WORK REQUIRED:
Scan the records for the string "Faster" and copy every line that holds it.

TASK DATA:
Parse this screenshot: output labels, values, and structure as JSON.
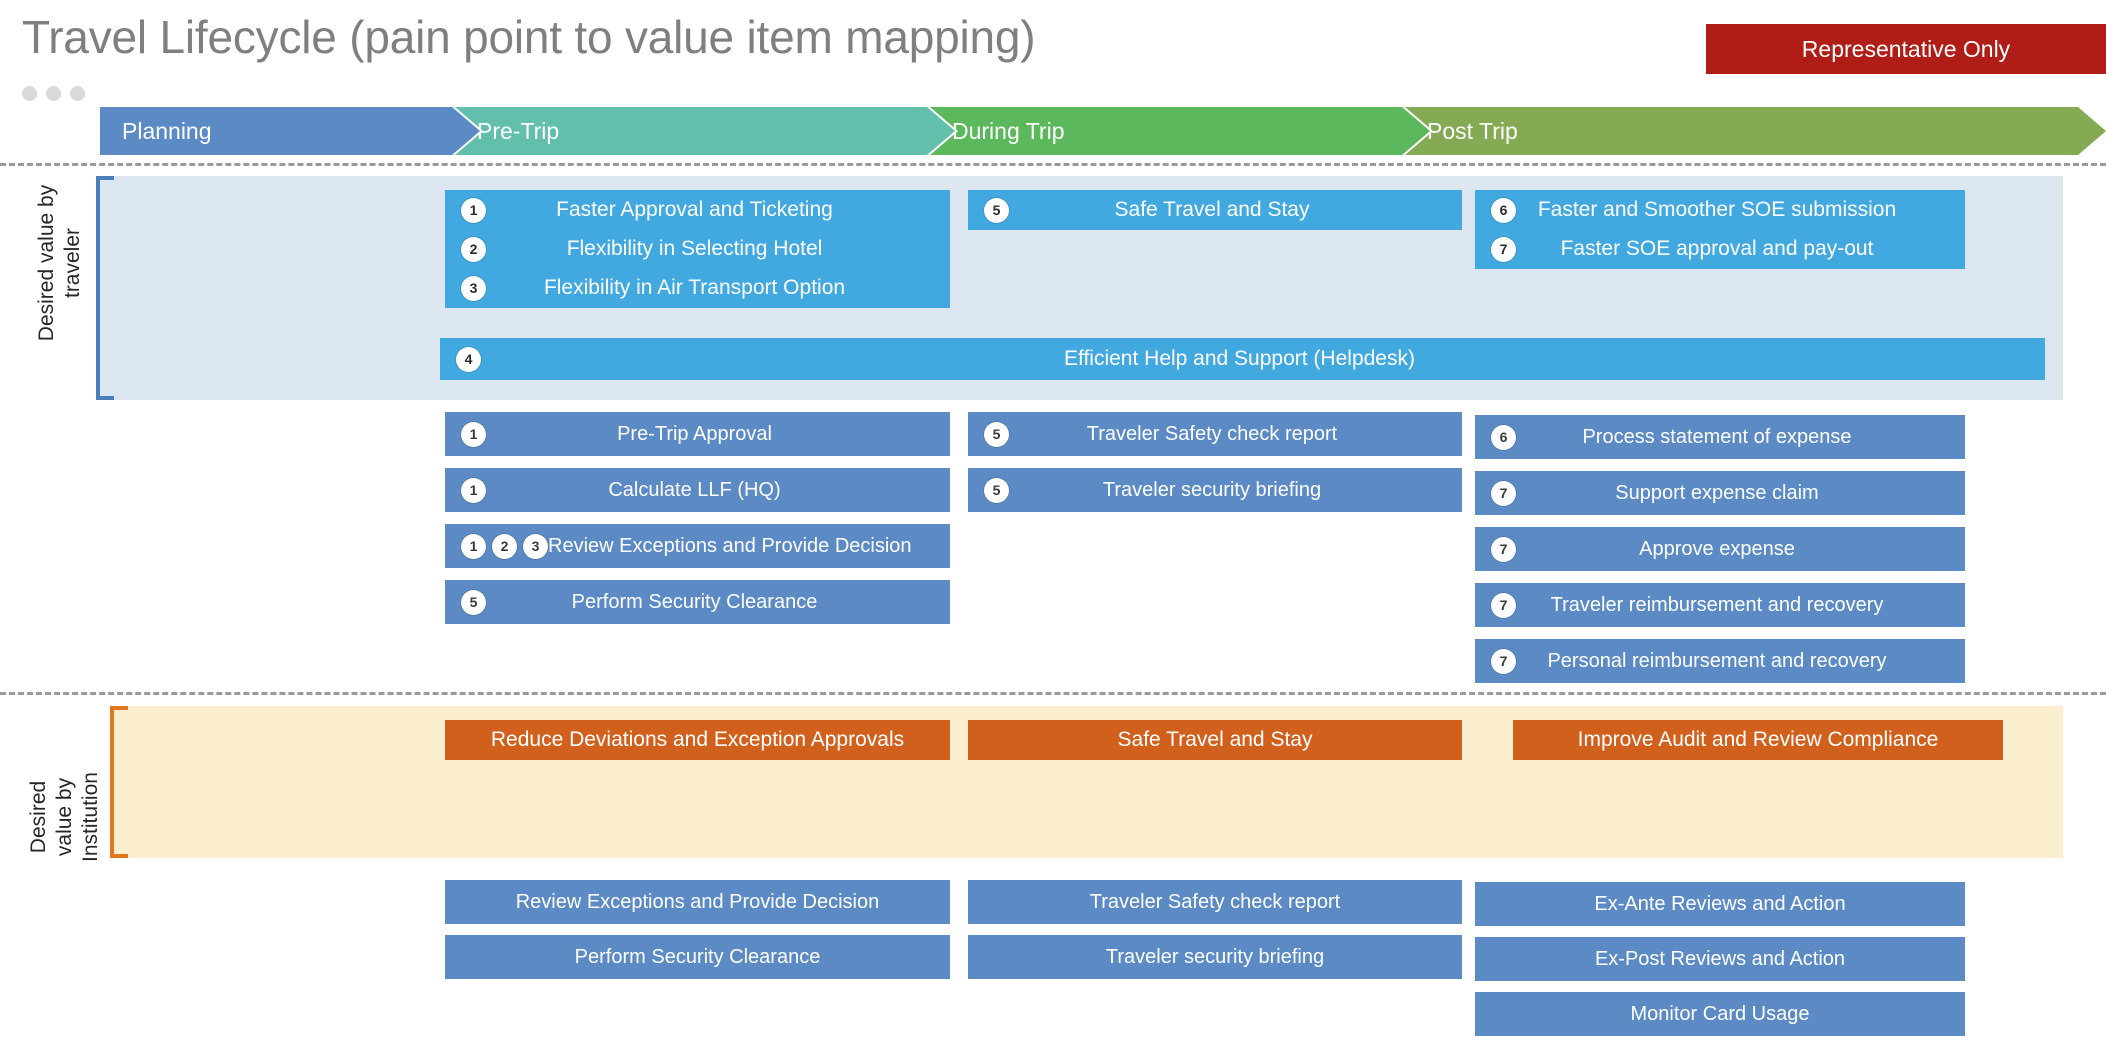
{
  "page": {
    "title": "Travel Lifecycle (pain point to value item mapping)",
    "banner": "Representative Only",
    "dots_icon": "slide-dots-icon"
  },
  "colors": {
    "phase_planning": "#5b8ac4",
    "phase_pretrip": "#61bfab",
    "phase_during": "#5cb85c",
    "phase_post": "#84ab54",
    "traveler_panel": "#dce6f1",
    "traveler_box": "#41a8e0",
    "process_box": "#5b8ac4",
    "institution_panel": "#fcefcf",
    "institution_box": "#d2601d",
    "banner_red": "#b01c16",
    "title_gray": "#7f7f7f"
  },
  "phases": [
    {
      "label": "Planning"
    },
    {
      "label": "Pre-Trip"
    },
    {
      "label": "During Trip"
    },
    {
      "label": "Post Trip"
    }
  ],
  "sections": {
    "traveler": {
      "label_line1": "Desired value by",
      "label_line2": "traveler"
    },
    "institution": {
      "label_line1": "Desired",
      "label_line2": "value by",
      "label_line3": "Institution"
    }
  },
  "traveler_values": {
    "pretrip": [
      {
        "badges": [
          "1"
        ],
        "label": "Faster Approval and Ticketing"
      },
      {
        "badges": [
          "2"
        ],
        "label": "Flexibility in Selecting Hotel"
      },
      {
        "badges": [
          "3"
        ],
        "label": "Flexibility in Air Transport Option"
      }
    ],
    "during": [
      {
        "badges": [
          "5"
        ],
        "label": "Safe Travel and Stay"
      }
    ],
    "post": [
      {
        "badges": [
          "6"
        ],
        "label": "Faster and Smoother SOE submission"
      },
      {
        "badges": [
          "7"
        ],
        "label": "Faster SOE approval and pay-out"
      }
    ],
    "fullwidth": {
      "badges": [
        "4"
      ],
      "label": "Efficient Help and Support (Helpdesk)"
    }
  },
  "traveler_processes": {
    "pretrip": [
      {
        "badges": [
          "1"
        ],
        "label": "Pre-Trip Approval"
      },
      {
        "badges": [
          "1"
        ],
        "label": "Calculate LLF (HQ)"
      },
      {
        "badges": [
          "1",
          "2",
          "3"
        ],
        "label": "Review Exceptions and Provide Decision"
      },
      {
        "badges": [
          "5"
        ],
        "label": "Perform Security Clearance"
      }
    ],
    "during": [
      {
        "badges": [
          "5"
        ],
        "label": "Traveler Safety check report"
      },
      {
        "badges": [
          "5"
        ],
        "label": "Traveler security briefing"
      }
    ],
    "post": [
      {
        "badges": [
          "6"
        ],
        "label": "Process statement of expense"
      },
      {
        "badges": [
          "7"
        ],
        "label": "Support expense claim"
      },
      {
        "badges": [
          "7"
        ],
        "label": "Approve expense"
      },
      {
        "badges": [
          "7"
        ],
        "label": "Traveler reimbursement and recovery"
      },
      {
        "badges": [
          "7"
        ],
        "label": "Personal reimbursement and recovery"
      }
    ]
  },
  "institution_values": {
    "pretrip": [
      {
        "label": "Reduce Deviations and Exception Approvals"
      }
    ],
    "during": [
      {
        "label": "Safe Travel and Stay"
      }
    ],
    "post": [
      {
        "label": "Improve Audit and Review Compliance"
      }
    ]
  },
  "institution_processes": {
    "pretrip": [
      {
        "label": "Review Exceptions and Provide Decision"
      },
      {
        "label": "Perform Security Clearance"
      }
    ],
    "during": [
      {
        "label": "Traveler Safety check report"
      },
      {
        "label": "Traveler security briefing"
      }
    ],
    "post": [
      {
        "label": "Ex-Ante Reviews and Action"
      },
      {
        "label": "Ex-Post Reviews and Action"
      },
      {
        "label": "Monitor Card Usage"
      }
    ]
  }
}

RESULT OF THE EXERCISE:
        "label": "Faster Approval and Ticketing"
        "label": "Faster and Smoother SOE submission"
        "label": "Faster SOE approval and pay-out"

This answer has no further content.